[Note: This is a sidebar to "Obama the Snob?: Hanging the 'elitist' label on another Democratic candidate"]
It’s “not always easy to say exactly who, or what, constitutes the elite,” pointed out New York Times reporter Elisabeth Bumiller (5/25/08). But it’s not that hard to see what message is being sent by those who level the charge against certain politicians. As the Washington Post’s Paul Farhi put it (4/18/08), “Other than being called a criminal, a philanderer or a terrorist sympathizer, is there an accusation in American politics worse than being branded an ‘elitist’? The word supposes something fundamentally effete and out of touch, a whiff of brie and latte.”
It wasn’t always this way. UC Berkeley linguist Geoffrey Nunberg explained on NPR’s Fresh Air (4/25/08) that “elite” once had essentially two meanings: on the one hand, “a la-di-da word for the upper crust,” the fancy-pantsers chronicled on the society pages, and on the other, a sociological description of the class that wields real economic and political power—say, the heads of corporations or government.
Over time, though, the term’s meanings have been merged in a politicized manner, so that people in powerful positions—starting with vice presidents Spiro Agnew and Dan Quayle—can accuse other people of being elitists, often with the adjective “liberal” tacked before it. As an example of this self-serving redefinition, Nunberg cited right-wing author Laura Ingraham (Shut Up and Sing), who defines elite Americans “not so much by class or wealth or position as . . . by a general outlook”:
Their core belief is that they are superior to We the People. They think we’re stupid. They think where we live is stupid. They think our SUVs are stupid. They think our guns are stupid.
Author Tom Frank, whose book What’s the Matter with Kansas? was sometimes credited (or blamed) as a possible inspiration for Obama’s “bitter” remarks, pointed out (Wall Street Journal, 4/21/08) that Obama’s critics were accusing him of “a crime of attitude.”

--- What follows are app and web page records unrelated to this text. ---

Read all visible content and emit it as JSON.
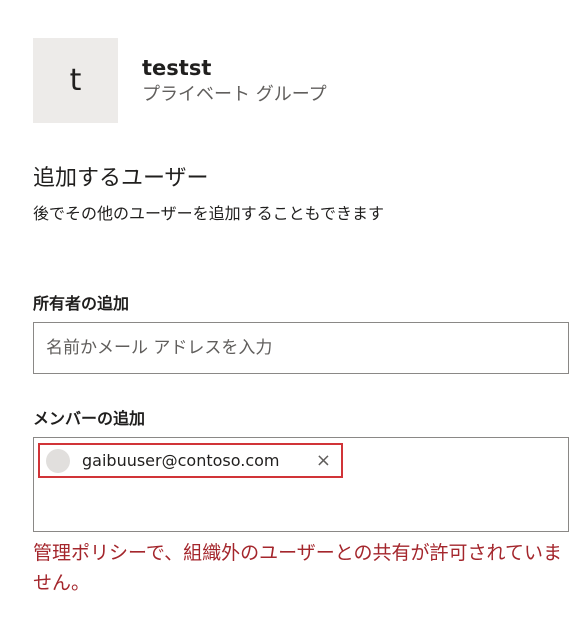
{
  "group": {
    "avatar_initial": "t",
    "name": "testst",
    "type": "プライベート グループ"
  },
  "section": {
    "title": "追加するユーザー",
    "description": "後でその他のユーザーを追加することもできます"
  },
  "owners": {
    "label": "所有者の追加",
    "placeholder": "名前かメール アドレスを入力"
  },
  "members": {
    "label": "メンバーの追加",
    "chips": [
      {
        "email": "gaibuuser@contoso.com",
        "remove_glyph": "×"
      }
    ]
  },
  "error": {
    "message": "管理ポリシーで、組織外のユーザーとの共有が許可されていません。"
  },
  "colors": {
    "error": "#a4262c",
    "chip_border": "#d13438",
    "avatar_bg": "#edebe9"
  }
}
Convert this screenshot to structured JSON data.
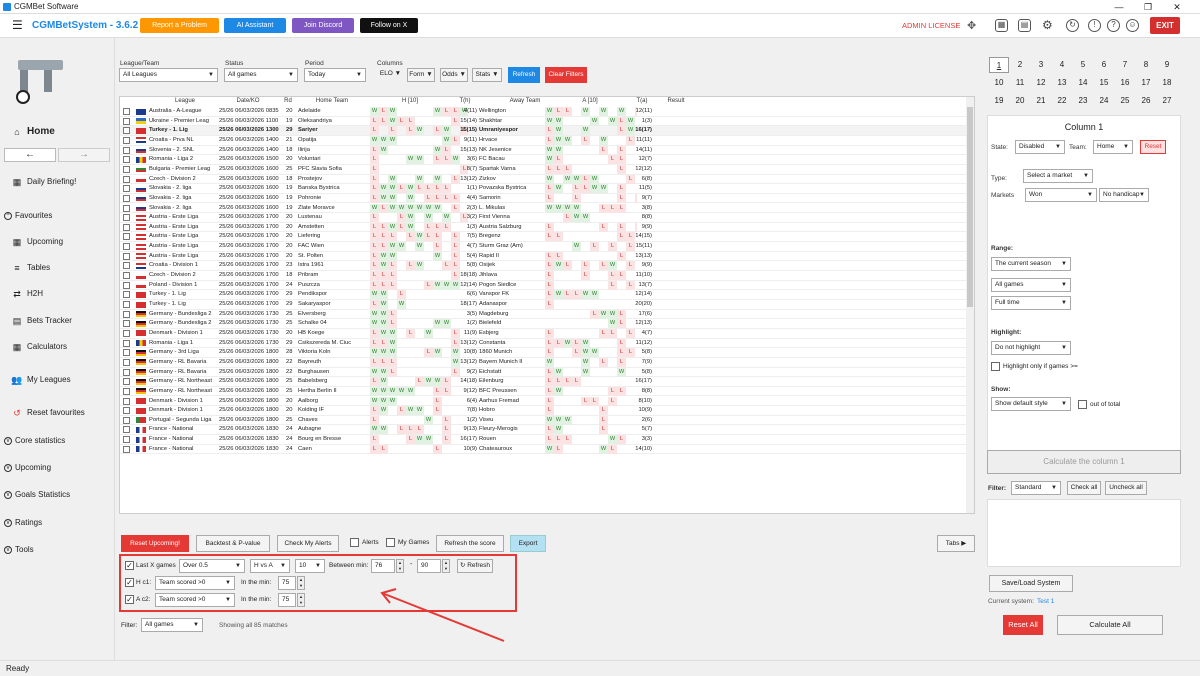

Discarding the original meaning of “elite” provides an awkward reality where the moneyed elite are not “elitists.” As the Post’s Farhi pointed out:
Donald Trump has money, but few think “elitist” when thinking of Trump. Elitism is instead an attitude, a demeanor, a vocabulary, a self-possessed air. It suggests condescension and contempt, a lack of empathy, an arrogant aloofness.
Farhi noted that George W. Bush, the wealthy son of a president and the grandson of a senator, has managed to avoid the label, despite his obviously privileged pedigree. The Times’ Bumiller, meanwhile, concluded (5/25/08) that while Obama, McCain and Hillary Clinton would all seem to be elites of some sort, despite all three “sprinting away from the elitist label,” McCain’s “third-generation Annapolis lineage makes him perhaps the most elite of the three candidates and [he] is married to a woman whose money financed his political career.”
With “elitism” so radically redefined, it would seem that actual elites like Bush and McCain needn’t worry much about being called what they are.